====== PROVIDED RECORDS ======
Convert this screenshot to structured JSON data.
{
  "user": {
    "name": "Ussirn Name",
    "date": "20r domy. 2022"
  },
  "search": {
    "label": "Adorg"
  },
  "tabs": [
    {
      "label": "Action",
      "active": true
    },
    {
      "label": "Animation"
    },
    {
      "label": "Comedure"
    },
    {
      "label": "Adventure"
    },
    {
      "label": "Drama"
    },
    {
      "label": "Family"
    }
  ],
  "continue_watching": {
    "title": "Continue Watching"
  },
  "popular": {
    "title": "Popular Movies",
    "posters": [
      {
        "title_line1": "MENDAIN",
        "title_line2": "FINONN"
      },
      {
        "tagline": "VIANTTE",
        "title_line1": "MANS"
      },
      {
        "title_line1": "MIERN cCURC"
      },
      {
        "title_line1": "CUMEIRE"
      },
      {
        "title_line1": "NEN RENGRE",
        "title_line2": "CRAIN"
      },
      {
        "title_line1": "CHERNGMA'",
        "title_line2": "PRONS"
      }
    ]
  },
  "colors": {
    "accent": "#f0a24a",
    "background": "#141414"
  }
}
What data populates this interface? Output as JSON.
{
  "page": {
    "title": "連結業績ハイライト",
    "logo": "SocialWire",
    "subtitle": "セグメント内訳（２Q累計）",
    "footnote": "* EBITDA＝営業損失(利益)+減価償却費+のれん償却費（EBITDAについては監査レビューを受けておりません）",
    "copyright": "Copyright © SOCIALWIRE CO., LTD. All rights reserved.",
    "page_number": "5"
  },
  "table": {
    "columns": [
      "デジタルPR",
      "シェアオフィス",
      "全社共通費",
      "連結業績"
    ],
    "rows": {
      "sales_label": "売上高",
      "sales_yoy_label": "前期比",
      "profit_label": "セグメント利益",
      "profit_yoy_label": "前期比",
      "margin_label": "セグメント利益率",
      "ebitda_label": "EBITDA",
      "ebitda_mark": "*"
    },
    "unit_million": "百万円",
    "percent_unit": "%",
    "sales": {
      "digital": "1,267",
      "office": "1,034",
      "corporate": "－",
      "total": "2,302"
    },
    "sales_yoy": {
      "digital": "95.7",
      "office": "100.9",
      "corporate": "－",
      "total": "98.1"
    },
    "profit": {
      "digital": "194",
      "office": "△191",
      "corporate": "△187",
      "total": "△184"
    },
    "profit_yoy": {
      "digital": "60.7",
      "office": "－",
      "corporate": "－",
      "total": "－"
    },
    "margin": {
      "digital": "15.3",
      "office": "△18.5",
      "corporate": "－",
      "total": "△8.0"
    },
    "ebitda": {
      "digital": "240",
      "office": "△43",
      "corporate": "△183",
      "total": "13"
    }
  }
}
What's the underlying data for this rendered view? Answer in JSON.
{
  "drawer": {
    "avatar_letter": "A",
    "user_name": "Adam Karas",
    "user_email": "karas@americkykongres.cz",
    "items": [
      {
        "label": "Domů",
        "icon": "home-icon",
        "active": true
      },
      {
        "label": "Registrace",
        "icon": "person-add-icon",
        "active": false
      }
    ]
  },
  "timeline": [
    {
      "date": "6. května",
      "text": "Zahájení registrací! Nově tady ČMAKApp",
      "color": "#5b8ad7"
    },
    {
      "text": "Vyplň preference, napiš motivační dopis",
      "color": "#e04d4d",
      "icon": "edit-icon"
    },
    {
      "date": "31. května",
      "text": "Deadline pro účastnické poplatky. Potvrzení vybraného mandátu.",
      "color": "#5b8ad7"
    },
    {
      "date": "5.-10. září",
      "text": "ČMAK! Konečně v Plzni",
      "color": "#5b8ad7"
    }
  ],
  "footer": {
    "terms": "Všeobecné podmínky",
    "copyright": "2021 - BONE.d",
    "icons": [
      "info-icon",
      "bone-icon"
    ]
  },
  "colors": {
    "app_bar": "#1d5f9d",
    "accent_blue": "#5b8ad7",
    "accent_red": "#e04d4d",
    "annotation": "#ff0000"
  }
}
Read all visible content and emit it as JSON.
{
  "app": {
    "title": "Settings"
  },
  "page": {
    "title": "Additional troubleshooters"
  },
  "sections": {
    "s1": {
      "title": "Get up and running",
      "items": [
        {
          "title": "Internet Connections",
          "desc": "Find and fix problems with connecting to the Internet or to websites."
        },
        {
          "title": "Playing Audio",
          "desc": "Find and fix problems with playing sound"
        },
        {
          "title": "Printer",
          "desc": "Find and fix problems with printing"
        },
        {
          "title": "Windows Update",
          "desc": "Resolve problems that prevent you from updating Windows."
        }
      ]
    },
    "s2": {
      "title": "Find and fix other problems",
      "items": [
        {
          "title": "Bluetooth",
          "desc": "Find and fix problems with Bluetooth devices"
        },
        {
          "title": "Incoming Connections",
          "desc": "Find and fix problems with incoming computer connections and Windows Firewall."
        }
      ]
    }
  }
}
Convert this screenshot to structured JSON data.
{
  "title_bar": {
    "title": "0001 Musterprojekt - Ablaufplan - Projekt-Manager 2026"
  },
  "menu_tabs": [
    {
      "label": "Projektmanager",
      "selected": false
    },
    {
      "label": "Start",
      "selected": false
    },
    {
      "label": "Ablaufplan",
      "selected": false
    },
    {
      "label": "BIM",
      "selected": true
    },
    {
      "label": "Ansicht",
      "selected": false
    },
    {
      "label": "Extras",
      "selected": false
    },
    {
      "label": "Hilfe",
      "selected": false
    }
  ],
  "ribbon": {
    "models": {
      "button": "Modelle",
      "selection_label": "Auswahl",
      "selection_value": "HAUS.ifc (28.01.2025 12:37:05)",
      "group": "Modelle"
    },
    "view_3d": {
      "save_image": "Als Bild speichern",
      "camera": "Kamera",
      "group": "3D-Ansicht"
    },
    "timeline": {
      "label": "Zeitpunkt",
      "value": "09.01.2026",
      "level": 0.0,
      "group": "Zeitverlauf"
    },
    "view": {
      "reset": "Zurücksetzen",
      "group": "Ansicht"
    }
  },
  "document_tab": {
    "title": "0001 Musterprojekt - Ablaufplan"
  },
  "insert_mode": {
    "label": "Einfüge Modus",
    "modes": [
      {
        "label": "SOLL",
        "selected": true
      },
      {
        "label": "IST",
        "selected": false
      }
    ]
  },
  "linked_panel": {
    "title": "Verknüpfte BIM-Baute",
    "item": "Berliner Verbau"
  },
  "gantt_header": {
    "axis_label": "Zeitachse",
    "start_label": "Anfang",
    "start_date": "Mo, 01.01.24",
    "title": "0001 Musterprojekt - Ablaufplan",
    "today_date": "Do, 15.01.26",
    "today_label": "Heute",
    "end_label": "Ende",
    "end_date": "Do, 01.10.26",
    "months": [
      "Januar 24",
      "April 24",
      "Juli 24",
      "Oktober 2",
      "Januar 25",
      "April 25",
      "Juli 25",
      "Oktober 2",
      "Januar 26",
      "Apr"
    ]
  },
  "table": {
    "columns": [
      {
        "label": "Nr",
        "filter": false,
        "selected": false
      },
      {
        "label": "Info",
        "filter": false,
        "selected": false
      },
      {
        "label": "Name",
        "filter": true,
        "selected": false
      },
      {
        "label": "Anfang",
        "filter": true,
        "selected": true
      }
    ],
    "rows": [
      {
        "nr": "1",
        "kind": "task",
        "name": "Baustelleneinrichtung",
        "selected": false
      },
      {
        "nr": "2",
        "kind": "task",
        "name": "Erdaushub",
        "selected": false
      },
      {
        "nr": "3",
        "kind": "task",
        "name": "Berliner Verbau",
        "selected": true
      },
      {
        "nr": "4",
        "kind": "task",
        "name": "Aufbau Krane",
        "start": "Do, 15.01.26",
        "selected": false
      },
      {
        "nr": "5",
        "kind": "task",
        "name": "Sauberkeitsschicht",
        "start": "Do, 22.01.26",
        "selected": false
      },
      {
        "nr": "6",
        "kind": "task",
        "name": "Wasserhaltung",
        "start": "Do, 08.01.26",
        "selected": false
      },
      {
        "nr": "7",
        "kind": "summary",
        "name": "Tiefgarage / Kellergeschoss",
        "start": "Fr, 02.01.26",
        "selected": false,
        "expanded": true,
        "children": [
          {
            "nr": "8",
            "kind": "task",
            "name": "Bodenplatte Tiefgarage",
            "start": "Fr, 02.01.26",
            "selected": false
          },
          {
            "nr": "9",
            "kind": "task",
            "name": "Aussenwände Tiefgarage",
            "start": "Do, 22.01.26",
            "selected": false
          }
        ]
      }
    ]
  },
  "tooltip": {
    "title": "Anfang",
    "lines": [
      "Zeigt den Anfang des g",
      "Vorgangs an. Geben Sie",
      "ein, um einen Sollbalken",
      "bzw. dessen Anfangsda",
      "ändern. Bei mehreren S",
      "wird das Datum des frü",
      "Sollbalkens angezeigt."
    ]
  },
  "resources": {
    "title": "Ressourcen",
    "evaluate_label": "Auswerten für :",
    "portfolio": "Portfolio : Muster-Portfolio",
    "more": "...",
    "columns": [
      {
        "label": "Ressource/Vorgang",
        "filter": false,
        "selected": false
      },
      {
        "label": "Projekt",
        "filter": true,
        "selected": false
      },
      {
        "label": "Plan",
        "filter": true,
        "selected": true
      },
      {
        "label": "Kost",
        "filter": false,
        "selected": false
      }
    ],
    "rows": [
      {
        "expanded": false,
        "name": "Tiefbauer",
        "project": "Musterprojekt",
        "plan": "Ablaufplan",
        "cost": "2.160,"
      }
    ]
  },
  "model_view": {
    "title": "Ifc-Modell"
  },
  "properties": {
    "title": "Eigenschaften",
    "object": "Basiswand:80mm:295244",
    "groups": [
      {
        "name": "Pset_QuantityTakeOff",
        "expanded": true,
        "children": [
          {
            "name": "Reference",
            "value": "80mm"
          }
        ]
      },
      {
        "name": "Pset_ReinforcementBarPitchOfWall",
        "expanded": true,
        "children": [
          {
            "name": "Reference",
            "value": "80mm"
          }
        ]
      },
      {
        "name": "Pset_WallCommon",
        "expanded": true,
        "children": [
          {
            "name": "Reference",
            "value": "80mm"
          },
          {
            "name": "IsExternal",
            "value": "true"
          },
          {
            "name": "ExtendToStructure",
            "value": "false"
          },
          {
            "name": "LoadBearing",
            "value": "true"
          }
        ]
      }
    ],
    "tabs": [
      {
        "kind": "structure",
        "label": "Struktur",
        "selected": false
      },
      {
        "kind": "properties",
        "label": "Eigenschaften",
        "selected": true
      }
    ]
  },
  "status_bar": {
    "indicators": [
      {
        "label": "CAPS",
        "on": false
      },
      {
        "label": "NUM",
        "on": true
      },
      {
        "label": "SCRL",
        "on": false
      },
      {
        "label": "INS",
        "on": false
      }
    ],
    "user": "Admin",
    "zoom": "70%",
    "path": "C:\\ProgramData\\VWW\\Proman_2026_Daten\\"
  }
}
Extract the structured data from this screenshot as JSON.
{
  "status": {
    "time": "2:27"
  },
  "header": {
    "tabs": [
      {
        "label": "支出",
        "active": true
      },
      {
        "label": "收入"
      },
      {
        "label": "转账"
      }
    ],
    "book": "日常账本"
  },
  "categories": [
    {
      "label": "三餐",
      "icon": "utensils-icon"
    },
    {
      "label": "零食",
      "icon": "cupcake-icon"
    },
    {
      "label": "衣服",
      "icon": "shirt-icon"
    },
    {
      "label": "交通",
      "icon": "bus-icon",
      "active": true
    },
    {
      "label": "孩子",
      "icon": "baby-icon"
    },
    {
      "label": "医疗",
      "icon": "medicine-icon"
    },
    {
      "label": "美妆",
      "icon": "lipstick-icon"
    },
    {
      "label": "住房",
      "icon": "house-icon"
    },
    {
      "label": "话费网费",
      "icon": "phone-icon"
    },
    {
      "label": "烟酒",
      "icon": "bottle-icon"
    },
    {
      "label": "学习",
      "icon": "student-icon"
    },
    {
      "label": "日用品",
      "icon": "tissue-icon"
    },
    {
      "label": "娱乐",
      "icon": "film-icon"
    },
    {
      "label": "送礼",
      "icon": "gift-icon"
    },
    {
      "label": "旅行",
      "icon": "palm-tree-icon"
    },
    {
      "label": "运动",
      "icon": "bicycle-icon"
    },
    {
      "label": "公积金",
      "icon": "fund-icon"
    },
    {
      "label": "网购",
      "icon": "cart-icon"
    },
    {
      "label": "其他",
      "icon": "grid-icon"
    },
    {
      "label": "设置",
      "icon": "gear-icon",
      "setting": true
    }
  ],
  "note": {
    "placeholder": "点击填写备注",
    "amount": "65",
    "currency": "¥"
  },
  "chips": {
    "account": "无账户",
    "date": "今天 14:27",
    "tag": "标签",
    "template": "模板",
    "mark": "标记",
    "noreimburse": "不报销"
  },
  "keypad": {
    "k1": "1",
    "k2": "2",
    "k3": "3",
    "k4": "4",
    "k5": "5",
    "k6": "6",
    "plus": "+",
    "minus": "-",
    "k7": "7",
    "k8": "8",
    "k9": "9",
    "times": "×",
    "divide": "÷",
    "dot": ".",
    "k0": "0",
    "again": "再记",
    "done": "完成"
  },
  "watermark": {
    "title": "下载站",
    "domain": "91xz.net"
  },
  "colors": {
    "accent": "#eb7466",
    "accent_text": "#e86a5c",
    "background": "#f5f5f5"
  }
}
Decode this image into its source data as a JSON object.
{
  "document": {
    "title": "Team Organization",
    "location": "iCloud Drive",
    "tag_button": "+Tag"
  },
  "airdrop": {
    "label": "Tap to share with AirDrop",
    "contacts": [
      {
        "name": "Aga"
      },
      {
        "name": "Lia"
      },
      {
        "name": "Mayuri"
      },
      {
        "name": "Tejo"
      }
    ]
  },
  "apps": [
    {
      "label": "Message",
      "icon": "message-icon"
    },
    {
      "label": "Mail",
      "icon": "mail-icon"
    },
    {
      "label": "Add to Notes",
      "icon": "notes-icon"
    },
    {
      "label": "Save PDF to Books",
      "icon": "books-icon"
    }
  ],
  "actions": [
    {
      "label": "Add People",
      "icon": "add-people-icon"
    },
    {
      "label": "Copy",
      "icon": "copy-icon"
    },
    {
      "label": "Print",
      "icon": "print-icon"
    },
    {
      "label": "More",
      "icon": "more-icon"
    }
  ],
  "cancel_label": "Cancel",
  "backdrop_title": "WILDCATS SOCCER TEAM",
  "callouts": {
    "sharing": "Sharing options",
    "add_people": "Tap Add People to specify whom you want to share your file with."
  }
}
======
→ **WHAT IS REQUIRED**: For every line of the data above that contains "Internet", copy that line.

→ **TASK OUTPUT**:
          "title": "Internet Connections",
          "desc": "Find and fix problems with connecting to the Internet or to websites."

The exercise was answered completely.